◆ Instructions for the task
From the records below, copy each line that has the word "Console" in it.

[Entries from a dataset of interfaces]
※

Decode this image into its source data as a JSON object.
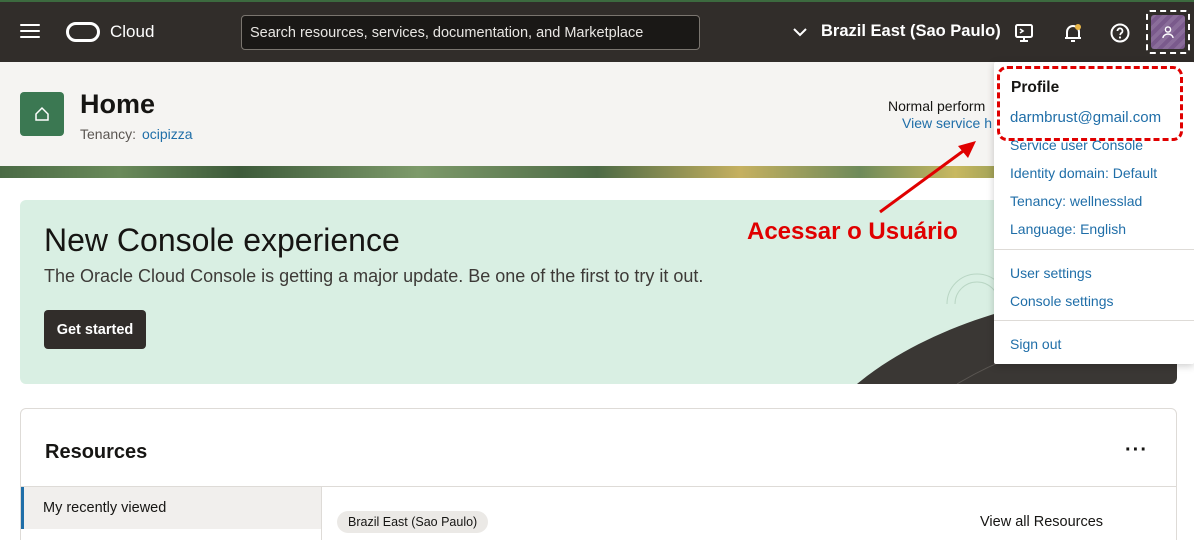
{
  "topnav": {
    "brand": "Cloud",
    "search_placeholder": "Search resources, services, documentation, and Marketplace",
    "region": "Brazil East (Sao Paulo)"
  },
  "header": {
    "title": "Home",
    "tenancy_label": "Tenancy:",
    "tenancy_value": "ocipizza",
    "status": "Normal perform",
    "status_link": "View service h"
  },
  "banner": {
    "title": "New Console experience",
    "subtitle": "The Oracle Cloud Console is getting a major update. Be one of the first to try it out.",
    "button": "Get started"
  },
  "resources": {
    "title": "Resources",
    "more": "···",
    "tab": "My recently viewed",
    "region_pill": "Brazil East (Sao Paulo)",
    "view_all": "View all Resources"
  },
  "profile_menu": {
    "heading": "Profile",
    "email": "darmbrust@gmail.com",
    "items_group1": [
      "Service user Console",
      "Identity domain: Default",
      "Tenancy: wellnesslad",
      "Language: English"
    ],
    "items_group2": [
      "User settings",
      "Console settings"
    ],
    "sign_out": "Sign out"
  },
  "annotation": {
    "text": "Acessar o Usuário",
    "color": "#e00000"
  },
  "icons": [
    "hamburger-icon",
    "oracle-logo-icon",
    "chevron-down-icon",
    "cloud-shell-icon",
    "bell-icon",
    "help-icon",
    "user-icon",
    "home-icon"
  ]
}
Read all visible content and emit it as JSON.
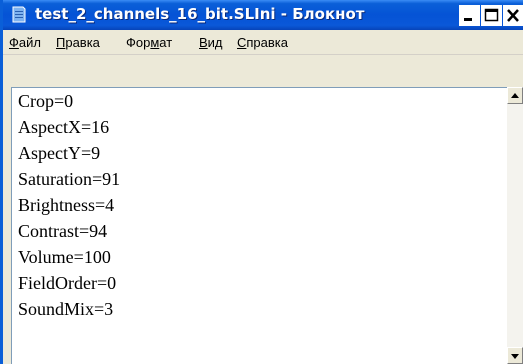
{
  "window": {
    "title": "test_2_channels_16_bit.SLIni - Блокнот",
    "controls": {
      "minimize": "minimize-icon",
      "maximize": "maximize-icon",
      "close": "close-icon"
    }
  },
  "menu": {
    "items": [
      {
        "first": "Ф",
        "rest": "айл"
      },
      {
        "first": "П",
        "rest": "равка"
      },
      {
        "pre": "Фор",
        "first": "м",
        "rest": "ат"
      },
      {
        "first": "В",
        "rest": "ид"
      },
      {
        "first": "С",
        "rest": "правка"
      }
    ]
  },
  "editor": {
    "lines": [
      "Crop=0",
      "AspectX=16",
      "AspectY=9",
      "Saturation=91",
      "Brightness=4",
      "Contrast=94",
      "Volume=100",
      "FieldOrder=0",
      "SoundMix=3"
    ]
  },
  "colors": {
    "titlebar": "#0553d6",
    "window_bg": "#ece9d8",
    "editor_bg": "#ffffff"
  }
}
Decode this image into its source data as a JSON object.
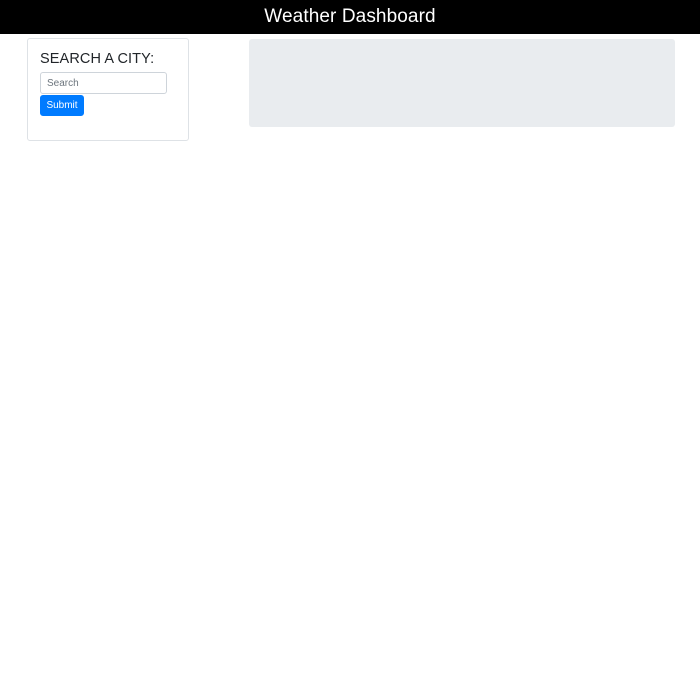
{
  "header": {
    "title": "Weather Dashboard"
  },
  "search": {
    "heading": "SEARCH A CITY:",
    "placeholder": "Search",
    "value": "",
    "submit_label": "Submit"
  },
  "weather_panel": {
    "content": ""
  },
  "colors": {
    "header_bg": "#000000",
    "header_text": "#ffffff",
    "button_bg": "#007bff",
    "panel_bg": "#e9ecef"
  }
}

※

◆ Answer section
    "title": "New Console experience",
    "subtitle": "The Oracle Cloud Console is getting a major update. Be one of the first to try it out.",
      "Service user Console",
      "Console settings"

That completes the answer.